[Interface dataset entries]
========================

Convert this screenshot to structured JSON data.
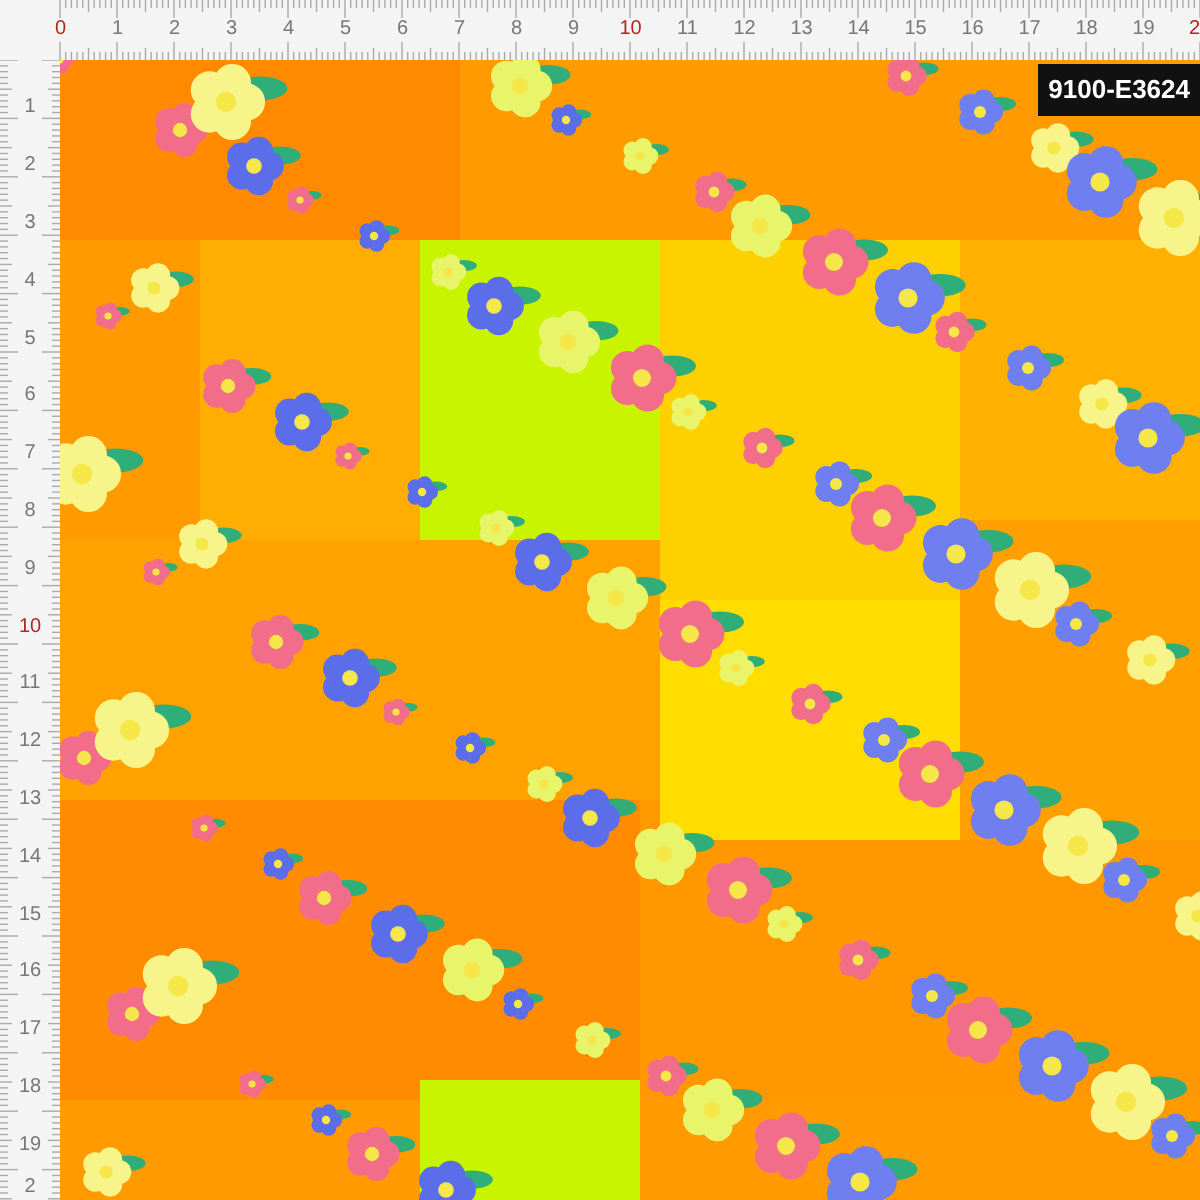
{
  "ruler_top": {
    "labels": [
      {
        "text": "0",
        "emphasized": true
      },
      {
        "text": "1",
        "emphasized": false
      },
      {
        "text": "2",
        "emphasized": false
      },
      {
        "text": "3",
        "emphasized": false
      },
      {
        "text": "4",
        "emphasized": false
      },
      {
        "text": "5",
        "emphasized": false
      },
      {
        "text": "6",
        "emphasized": false
      },
      {
        "text": "7",
        "emphasized": false
      },
      {
        "text": "8",
        "emphasized": false
      },
      {
        "text": "9",
        "emphasized": false
      },
      {
        "text": "10",
        "emphasized": true
      },
      {
        "text": "11",
        "emphasized": false
      },
      {
        "text": "12",
        "emphasized": false
      },
      {
        "text": "13",
        "emphasized": false
      },
      {
        "text": "14",
        "emphasized": false
      },
      {
        "text": "15",
        "emphasized": false
      },
      {
        "text": "16",
        "emphasized": false
      },
      {
        "text": "17",
        "emphasized": false
      },
      {
        "text": "18",
        "emphasized": false
      },
      {
        "text": "19",
        "emphasized": false
      },
      {
        "text": "2",
        "emphasized": true
      }
    ]
  },
  "ruler_left": {
    "labels": [
      {
        "text": "1",
        "emphasized": false
      },
      {
        "text": "2",
        "emphasized": false
      },
      {
        "text": "3",
        "emphasized": false
      },
      {
        "text": "4",
        "emphasized": false
      },
      {
        "text": "5",
        "emphasized": false
      },
      {
        "text": "6",
        "emphasized": false
      },
      {
        "text": "7",
        "emphasized": false
      },
      {
        "text": "8",
        "emphasized": false
      },
      {
        "text": "9",
        "emphasized": false
      },
      {
        "text": "10",
        "emphasized": true
      },
      {
        "text": "11",
        "emphasized": false
      },
      {
        "text": "12",
        "emphasized": false
      },
      {
        "text": "13",
        "emphasized": false
      },
      {
        "text": "14",
        "emphasized": false
      },
      {
        "text": "15",
        "emphasized": false
      },
      {
        "text": "16",
        "emphasized": false
      },
      {
        "text": "17",
        "emphasized": false
      },
      {
        "text": "18",
        "emphasized": false
      },
      {
        "text": "19",
        "emphasized": false
      },
      {
        "text": "2",
        "emphasized": false
      }
    ]
  },
  "pattern": {
    "code": "9100-E3624"
  }
}
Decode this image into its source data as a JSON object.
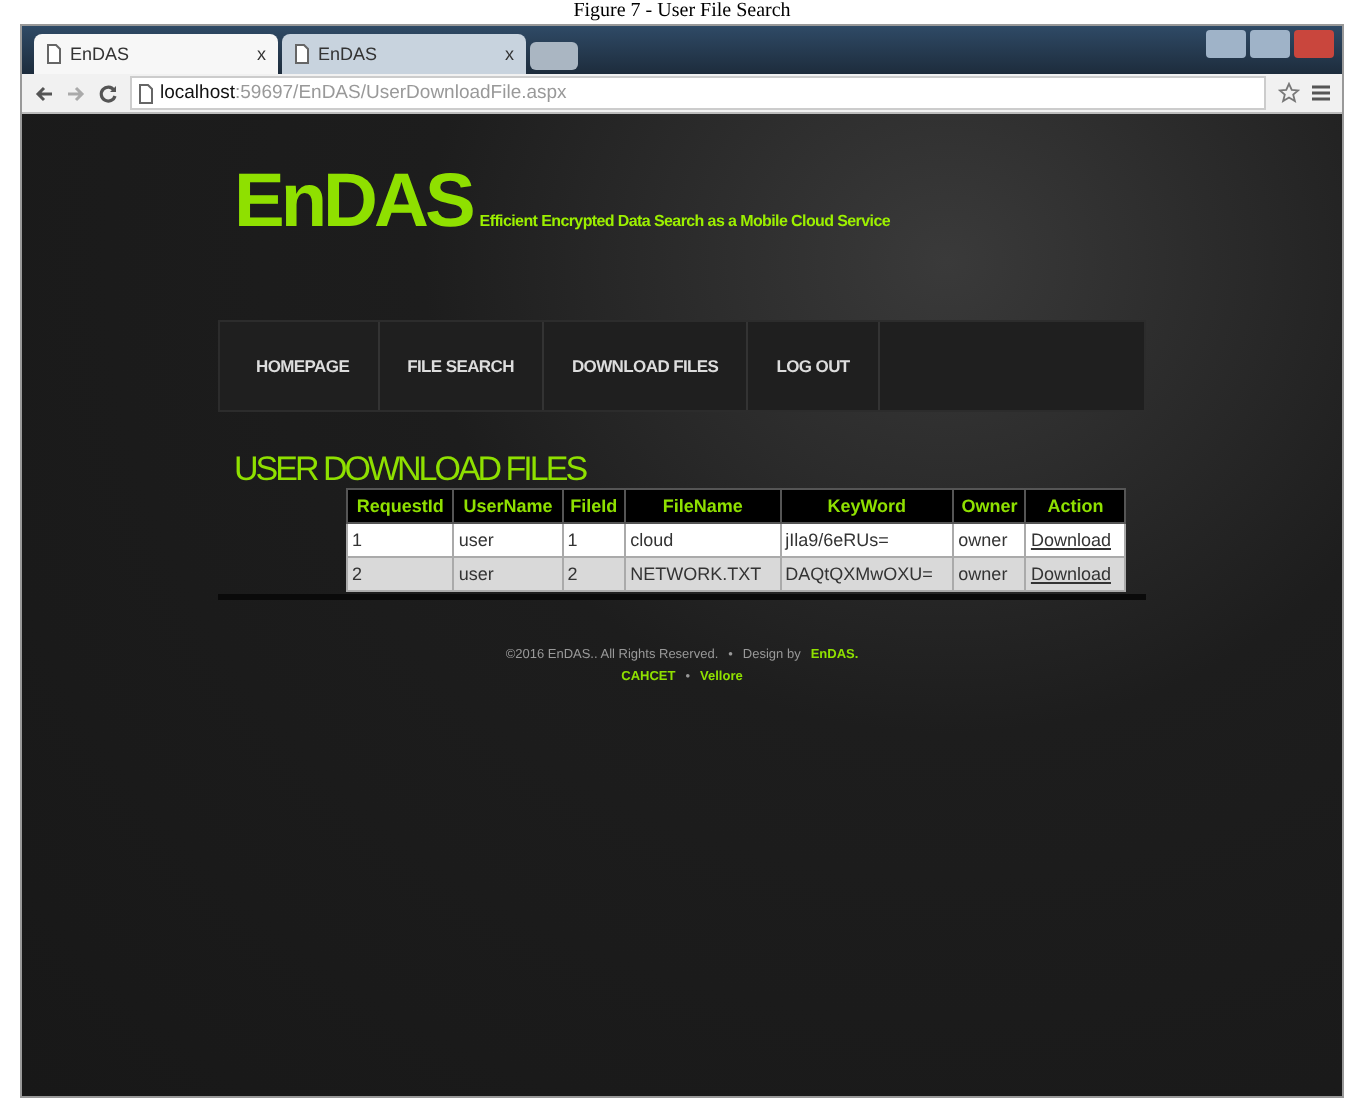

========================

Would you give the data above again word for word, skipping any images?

> _Task output_
Convert this screenshot to structured JSON data.
{
  "ruler_top": {
    "labels": [
      {
        "text": "0",
        "emphasized": true
      },
      {
        "text": "1",
        "emphasized": false
      },
      {
        "text": "2",
        "emphasized": false
      },
      {
        "text": "3",
        "emphasized": false
      },
      {
        "text": "4",
        "emphasized": false
      },
      {
        "text": "5",
        "emphasized": false
      },
      {
        "text": "6",
        "emphasized": false
      },
      {
        "text": "7",
        "emphasized": false
      },
      {
        "text": "8",
        "emphasized": false
      },
      {
        "text": "9",
        "emphasized": false
      },
      {
        "text": "10",
        "emphasized": true
      },
      {
        "text": "11",
        "emphasized": false
      },
      {
        "text": "12",
        "emphasized": false
      },
      {
        "text": "13",
        "emphasized": false
      },
      {
        "text": "14",
        "emphasized": false
      },
      {
        "text": "15",
        "emphasized": false
      },
      {
        "text": "16",
        "emphasized": false
      },
      {
        "text": "17",
        "emphasized": false
      },
      {
        "text": "18",
        "emphasized": false
      },
      {
        "text": "19",
        "emphasized": false
      },
      {
        "text": "2",
        "emphasized": true
      }
    ]
  },
  "ruler_left": {
    "labels": [
      {
        "text": "1",
        "emphasized": false
      },
      {
        "text": "2",
        "emphasized": false
      },
      {
        "text": "3",
        "emphasized": false
      },
      {
        "text": "4",
        "emphasized": false
      },
      {
        "text": "5",
        "emphasized": false
      },
      {
        "text": "6",
        "emphasized": false
      },
      {
        "text": "7",
        "emphasized": false
      },
      {
        "text": "8",
        "emphasized": false
      },
      {
        "text": "9",
        "emphasized": false
      },
      {
        "text": "10",
        "emphasized": true
      },
      {
        "text": "11",
        "emphasized": false
      },
      {
        "text": "12",
        "emphasized": false
      },
      {
        "text": "13",
        "emphasized": false
      },
      {
        "text": "14",
        "emphasized": false
      },
      {
        "text": "15",
        "emphasized": false
      },
      {
        "text": "16",
        "emphasized": false
      },
      {
        "text": "17",
        "emphasized": false
      },
      {
        "text": "18",
        "emphasized": false
      },
      {
        "text": "19",
        "emphasized": false
      },
      {
        "text": "2",
        "emphasized": false
      }
    ]
  },
  "pattern": {
    "code": "9100-E3624"
  }
}
Decode this image into its source data as a JSON object.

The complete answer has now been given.